Security

"Has the property been put forward as security against borrowings?" says Tom Watkinson of NFU legal panel firm Roythorne & Co. "And what view might the bank have once it knows you have ceased trading? It is essential to consider alternative uses for the buildings to realise a higher value, and even look to utilising the pension fund to acquire the business premises.

"In terms of equipment valuations, check whether it is on lease or hire purchase. It could be that the contract has to be seen through to the end, so it is essential to understand what legal obligations come with such an arrangement," he says.

In making an orderly exit, issues around employment and business suppliers need to be sorted out. Suppliers have rights, as do employees. Contractual issues need to be addressed to avoid opening a minefield of legal issues and complications.

For example, when ordering stock from suppliers for products such as seed for next year, what are the implications of cancelling the order? The key must be to try to maintain a good relationship with suppliers and hope that they understand the predicament. Agreeing what is owed, and to whom, needs to be managed by legal and financial professionals to reduce potential problems.

"Employment is a very complicated area, and one that needs to be understood," says Mr Watkinson. "It is not a simple exercise making someone redundant, as they have contractual entitlements. What are the implications if the business is unable to fulfil its obligation to the employee, and what happens if the employee pension is under-funded?

"There are also issues around an employers obligation to continue submitting returns to government departments, particularly PAYE, NIC, VAT, and in respect of companies, corporation tax returns and annual accounts."

Once the correct procedures are in place, enabling the realisation of assets and settlement of all liabilities, tax-efficient extraction of any remaining cash should be considered, says Mr Courtman.
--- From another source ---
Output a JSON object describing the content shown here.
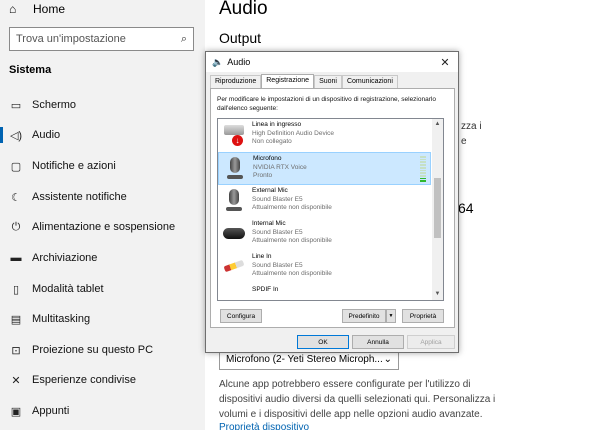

In the case of a corporate business, a liquidator will be needed to turn the assets into cash and to conduct a solvent members winding-up. &#42

&#8226 Maximise asset value to meet liabilities.

&#8226 Realise stock value and work in progress.

&#8226 Consider tax relief issues.

&#8226 Maximise plant and machinery valuations.

&#8226 Consider potential legal and financial input.

&#8226 Consider employee and supplier rights.

&#8226 Extract residual cash from the business.

Take steps to maximise the value of business assets, says Tom Watkinson.

Find out if the business has enough assets to meet liabilities, says Philip Lyon.

Decisions taken when quitting should be business- based. Dont be afraid to seek professional advice, says Tyrone Courtman.